[Input — start]
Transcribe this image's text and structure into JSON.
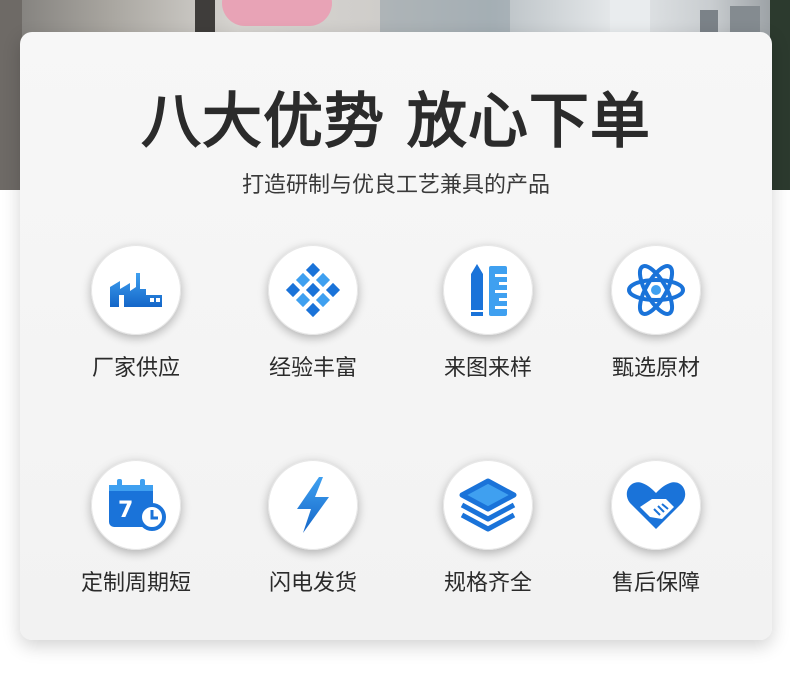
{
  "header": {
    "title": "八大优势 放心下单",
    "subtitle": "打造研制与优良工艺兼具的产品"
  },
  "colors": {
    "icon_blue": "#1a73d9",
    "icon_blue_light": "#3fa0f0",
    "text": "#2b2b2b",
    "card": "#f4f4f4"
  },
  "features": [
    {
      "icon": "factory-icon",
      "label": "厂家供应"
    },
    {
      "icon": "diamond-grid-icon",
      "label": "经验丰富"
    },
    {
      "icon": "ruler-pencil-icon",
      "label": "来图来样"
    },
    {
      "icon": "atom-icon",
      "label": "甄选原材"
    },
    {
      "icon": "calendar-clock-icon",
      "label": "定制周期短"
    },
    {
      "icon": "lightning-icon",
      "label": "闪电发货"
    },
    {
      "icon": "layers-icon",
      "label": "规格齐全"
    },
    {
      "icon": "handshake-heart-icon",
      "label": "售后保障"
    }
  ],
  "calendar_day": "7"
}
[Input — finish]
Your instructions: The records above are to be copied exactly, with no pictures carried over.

Answer for the task:
Transcribe this image's text and structure into JSON.
{
  "header": {
    "title": "八大优势 放心下单",
    "subtitle": "打造研制与优良工艺兼具的产品"
  },
  "colors": {
    "icon_blue": "#1a73d9",
    "icon_blue_light": "#3fa0f0",
    "text": "#2b2b2b",
    "card": "#f4f4f4"
  },
  "features": [
    {
      "icon": "factory-icon",
      "label": "厂家供应"
    },
    {
      "icon": "diamond-grid-icon",
      "label": "经验丰富"
    },
    {
      "icon": "ruler-pencil-icon",
      "label": "来图来样"
    },
    {
      "icon": "atom-icon",
      "label": "甄选原材"
    },
    {
      "icon": "calendar-clock-icon",
      "label": "定制周期短"
    },
    {
      "icon": "lightning-icon",
      "label": "闪电发货"
    },
    {
      "icon": "layers-icon",
      "label": "规格齐全"
    },
    {
      "icon": "handshake-heart-icon",
      "label": "售后保障"
    }
  ],
  "calendar_day": "7"
}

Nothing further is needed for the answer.